Mr. Henderson

Will the hon. Gentleman confirm the facts stated to him in a letter from me about the recent incidents off Shetland between French and Scottish vessels, and accept the appreciation of my constituents and those involved for his prompt action in ordering the fishery protection cruiser "Westra" to the the scene? Will he make a statement on any further developments that have taken place in the last 24 hours and give our fishermen a categorical assurance that where protection is needed in such a situation it will be made available?

Mr. Brown

I appreciate the hon. Gentleman's compliment, which I think is the first I have ever had from him. I am sure that it was given in good faith. I am happy to be able to confirm that the "Westra" was sent very quickly, and he has rightly given credit for that. Investigations have taken place, and I can say that there has been no incident involving loss of or damage to the gear of Scottish vessels. The "Westra" found one French vessel towing on a course which might have caused damage to Scottish gear, but headed it off and explained the local fishing practices. We are keeping a continuous watch. The incident reported, of which there has been no confirmation, apparently happened some weeks ago, but we are not thinking of making any diplomatic representations to the French Government. War certainly has not broken out.

Mr. Younger

Does the hon. Gentleman agree that such a large increase in fishing limits as seems in prospect will transform the scale of the problem of policing those limits? Our fishermen will have to face tremendously difficult changes in their working pattern, and they expect the Government to stand up for their rights in the new limits and to be vocal in doing so.

Mr. Brown

I keep reassuring hon. Members on this matter. The pattern of fishing has not been finally determined.
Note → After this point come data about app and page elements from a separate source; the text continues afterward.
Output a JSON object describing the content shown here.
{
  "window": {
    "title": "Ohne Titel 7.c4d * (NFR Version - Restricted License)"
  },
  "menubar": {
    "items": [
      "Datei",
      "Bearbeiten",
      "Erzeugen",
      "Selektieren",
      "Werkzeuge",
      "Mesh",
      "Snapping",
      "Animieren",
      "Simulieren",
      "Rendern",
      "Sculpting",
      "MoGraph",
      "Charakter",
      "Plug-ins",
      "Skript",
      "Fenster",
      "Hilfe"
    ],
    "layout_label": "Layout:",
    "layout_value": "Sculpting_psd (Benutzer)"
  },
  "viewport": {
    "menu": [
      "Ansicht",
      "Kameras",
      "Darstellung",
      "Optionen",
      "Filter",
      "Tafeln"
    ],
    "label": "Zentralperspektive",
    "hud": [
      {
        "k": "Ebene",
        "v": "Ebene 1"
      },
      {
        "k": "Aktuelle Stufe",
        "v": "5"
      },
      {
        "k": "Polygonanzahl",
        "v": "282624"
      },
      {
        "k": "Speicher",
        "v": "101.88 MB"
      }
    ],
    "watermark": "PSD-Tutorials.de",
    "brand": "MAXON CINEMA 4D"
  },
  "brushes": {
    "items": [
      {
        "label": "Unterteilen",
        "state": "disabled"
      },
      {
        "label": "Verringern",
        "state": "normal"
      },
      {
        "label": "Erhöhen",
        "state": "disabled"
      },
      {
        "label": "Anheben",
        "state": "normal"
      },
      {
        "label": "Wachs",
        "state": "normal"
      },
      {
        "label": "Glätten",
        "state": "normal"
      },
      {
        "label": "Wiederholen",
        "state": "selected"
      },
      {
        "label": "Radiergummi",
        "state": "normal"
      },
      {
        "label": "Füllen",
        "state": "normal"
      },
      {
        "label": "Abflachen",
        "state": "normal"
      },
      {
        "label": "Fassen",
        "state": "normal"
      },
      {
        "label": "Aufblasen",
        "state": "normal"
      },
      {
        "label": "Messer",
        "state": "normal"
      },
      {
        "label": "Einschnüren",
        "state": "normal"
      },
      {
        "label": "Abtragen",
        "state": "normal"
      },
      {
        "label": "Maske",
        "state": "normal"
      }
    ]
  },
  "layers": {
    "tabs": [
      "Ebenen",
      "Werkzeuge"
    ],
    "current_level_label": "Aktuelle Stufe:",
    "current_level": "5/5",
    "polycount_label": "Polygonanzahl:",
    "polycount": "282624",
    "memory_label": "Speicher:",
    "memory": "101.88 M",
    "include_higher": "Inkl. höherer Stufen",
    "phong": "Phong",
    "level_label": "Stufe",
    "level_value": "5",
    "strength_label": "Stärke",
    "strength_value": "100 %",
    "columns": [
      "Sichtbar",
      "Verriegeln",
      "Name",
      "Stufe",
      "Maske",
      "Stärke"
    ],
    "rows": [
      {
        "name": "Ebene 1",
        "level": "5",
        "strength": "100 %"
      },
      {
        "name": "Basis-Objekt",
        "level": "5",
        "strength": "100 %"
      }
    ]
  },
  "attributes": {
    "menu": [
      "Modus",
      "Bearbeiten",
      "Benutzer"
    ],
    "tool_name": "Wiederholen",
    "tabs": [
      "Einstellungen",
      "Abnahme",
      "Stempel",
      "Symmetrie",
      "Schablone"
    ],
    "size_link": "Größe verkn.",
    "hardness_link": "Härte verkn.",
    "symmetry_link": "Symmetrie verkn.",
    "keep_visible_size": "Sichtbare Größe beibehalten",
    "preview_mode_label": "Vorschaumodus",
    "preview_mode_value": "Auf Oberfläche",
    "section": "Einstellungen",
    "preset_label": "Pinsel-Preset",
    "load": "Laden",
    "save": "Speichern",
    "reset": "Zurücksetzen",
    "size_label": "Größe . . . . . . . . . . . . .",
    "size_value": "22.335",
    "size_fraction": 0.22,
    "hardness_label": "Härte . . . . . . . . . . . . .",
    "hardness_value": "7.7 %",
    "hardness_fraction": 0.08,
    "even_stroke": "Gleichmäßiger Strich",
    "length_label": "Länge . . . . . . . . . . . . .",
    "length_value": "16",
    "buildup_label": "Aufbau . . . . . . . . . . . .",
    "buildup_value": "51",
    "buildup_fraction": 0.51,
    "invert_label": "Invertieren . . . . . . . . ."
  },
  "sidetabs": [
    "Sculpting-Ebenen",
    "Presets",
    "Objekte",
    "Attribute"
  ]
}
These matters are being considered with other member States of the EEC, who may well make some contribution to fishery protection in the Community "pond" as a whole. These detailed matters will be worked out following the review of the common fisheries policy.